_Task statement_: Locate the string "subtitle" in the listing below. Copy every line where it is found.

_Listed entries_:
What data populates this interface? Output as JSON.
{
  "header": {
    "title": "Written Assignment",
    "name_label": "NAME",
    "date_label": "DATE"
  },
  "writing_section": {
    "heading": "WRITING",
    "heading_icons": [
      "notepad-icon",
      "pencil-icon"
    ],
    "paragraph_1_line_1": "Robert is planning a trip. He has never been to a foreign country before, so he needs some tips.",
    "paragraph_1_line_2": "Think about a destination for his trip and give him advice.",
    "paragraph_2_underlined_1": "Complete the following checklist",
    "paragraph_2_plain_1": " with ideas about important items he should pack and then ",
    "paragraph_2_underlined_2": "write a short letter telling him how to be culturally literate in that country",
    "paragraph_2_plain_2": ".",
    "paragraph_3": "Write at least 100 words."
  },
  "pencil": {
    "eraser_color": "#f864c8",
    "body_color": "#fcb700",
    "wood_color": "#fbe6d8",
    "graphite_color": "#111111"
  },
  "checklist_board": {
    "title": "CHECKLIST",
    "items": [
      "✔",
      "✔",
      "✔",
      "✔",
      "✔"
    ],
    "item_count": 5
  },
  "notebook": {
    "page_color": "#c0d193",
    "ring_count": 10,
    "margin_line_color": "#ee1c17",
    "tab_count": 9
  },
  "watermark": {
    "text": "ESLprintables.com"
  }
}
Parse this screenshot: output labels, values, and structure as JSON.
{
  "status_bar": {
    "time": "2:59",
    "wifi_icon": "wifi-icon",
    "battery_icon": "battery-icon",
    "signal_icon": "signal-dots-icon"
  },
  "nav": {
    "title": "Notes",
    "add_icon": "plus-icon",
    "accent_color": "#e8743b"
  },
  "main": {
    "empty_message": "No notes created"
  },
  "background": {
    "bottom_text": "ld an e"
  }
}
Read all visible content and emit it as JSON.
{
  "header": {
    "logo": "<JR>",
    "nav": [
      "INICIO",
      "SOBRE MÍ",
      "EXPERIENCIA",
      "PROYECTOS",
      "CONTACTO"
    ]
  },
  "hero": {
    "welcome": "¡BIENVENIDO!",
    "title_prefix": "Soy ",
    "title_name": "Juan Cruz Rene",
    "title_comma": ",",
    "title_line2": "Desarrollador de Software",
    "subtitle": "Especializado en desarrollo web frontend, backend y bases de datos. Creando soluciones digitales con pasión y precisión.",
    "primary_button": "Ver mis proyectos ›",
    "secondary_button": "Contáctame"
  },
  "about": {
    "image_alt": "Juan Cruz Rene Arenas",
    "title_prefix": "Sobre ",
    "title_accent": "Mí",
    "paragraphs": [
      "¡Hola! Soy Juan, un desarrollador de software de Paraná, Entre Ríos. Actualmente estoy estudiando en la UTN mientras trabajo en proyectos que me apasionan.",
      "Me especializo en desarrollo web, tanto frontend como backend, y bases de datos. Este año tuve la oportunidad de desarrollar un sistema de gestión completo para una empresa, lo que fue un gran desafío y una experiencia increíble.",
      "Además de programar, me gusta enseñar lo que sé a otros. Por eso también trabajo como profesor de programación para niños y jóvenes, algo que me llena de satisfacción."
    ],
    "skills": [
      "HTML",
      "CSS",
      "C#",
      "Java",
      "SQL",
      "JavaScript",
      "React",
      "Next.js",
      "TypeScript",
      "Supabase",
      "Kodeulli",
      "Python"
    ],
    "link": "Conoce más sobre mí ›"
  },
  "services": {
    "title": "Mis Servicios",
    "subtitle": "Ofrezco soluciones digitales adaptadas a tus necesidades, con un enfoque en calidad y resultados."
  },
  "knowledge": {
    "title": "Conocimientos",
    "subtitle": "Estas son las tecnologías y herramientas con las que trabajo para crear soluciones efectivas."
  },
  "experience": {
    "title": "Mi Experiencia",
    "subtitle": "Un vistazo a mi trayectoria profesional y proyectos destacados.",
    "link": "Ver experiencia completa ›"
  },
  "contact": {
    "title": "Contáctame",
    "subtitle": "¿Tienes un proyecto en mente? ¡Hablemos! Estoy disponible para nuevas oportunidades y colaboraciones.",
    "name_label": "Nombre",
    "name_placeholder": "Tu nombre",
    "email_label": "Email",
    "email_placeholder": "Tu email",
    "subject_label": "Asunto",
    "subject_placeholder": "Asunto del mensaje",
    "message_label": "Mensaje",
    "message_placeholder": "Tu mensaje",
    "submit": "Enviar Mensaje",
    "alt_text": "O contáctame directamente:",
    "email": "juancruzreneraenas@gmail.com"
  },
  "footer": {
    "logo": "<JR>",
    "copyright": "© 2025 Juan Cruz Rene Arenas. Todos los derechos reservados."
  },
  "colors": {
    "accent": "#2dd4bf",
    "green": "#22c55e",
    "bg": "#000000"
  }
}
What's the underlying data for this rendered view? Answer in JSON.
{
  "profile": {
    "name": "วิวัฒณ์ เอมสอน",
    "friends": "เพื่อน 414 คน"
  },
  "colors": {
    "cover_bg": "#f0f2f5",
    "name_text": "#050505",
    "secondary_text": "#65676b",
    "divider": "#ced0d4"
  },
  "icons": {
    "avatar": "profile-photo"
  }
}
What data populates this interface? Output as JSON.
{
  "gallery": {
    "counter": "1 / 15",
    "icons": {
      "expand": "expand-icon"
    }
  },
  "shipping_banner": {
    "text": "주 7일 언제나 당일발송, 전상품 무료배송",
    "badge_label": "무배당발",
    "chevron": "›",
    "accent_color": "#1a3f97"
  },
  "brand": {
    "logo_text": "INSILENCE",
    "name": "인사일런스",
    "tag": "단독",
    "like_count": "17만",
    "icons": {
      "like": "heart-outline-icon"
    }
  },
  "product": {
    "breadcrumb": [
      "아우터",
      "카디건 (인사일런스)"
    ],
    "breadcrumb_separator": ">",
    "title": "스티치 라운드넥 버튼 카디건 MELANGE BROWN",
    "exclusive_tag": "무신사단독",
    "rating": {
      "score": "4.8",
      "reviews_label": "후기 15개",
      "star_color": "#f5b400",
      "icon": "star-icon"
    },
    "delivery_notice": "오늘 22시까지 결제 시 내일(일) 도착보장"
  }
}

_Task output_:
    "subtitle": "Especializado en desarrollo web frontend, backend y bases de datos. Creando soluciones digitales con pasión y precisión.",
    "subtitle": "Ofrezco soluciones digitales adaptadas a tus necesidades, con un enfoque en calidad y resultados."
    "subtitle": "Estas son las tecnologías y herramientas con las que trabajo para crear soluciones efectivas."
    "subtitle": "Un vistazo a mi trayectoria profesional y proyectos destacados.",
    "subtitle": "¿Tienes un proyecto en mente? ¡Hablemos! Estoy disponible para nuevas oportunidades y colaboraciones.",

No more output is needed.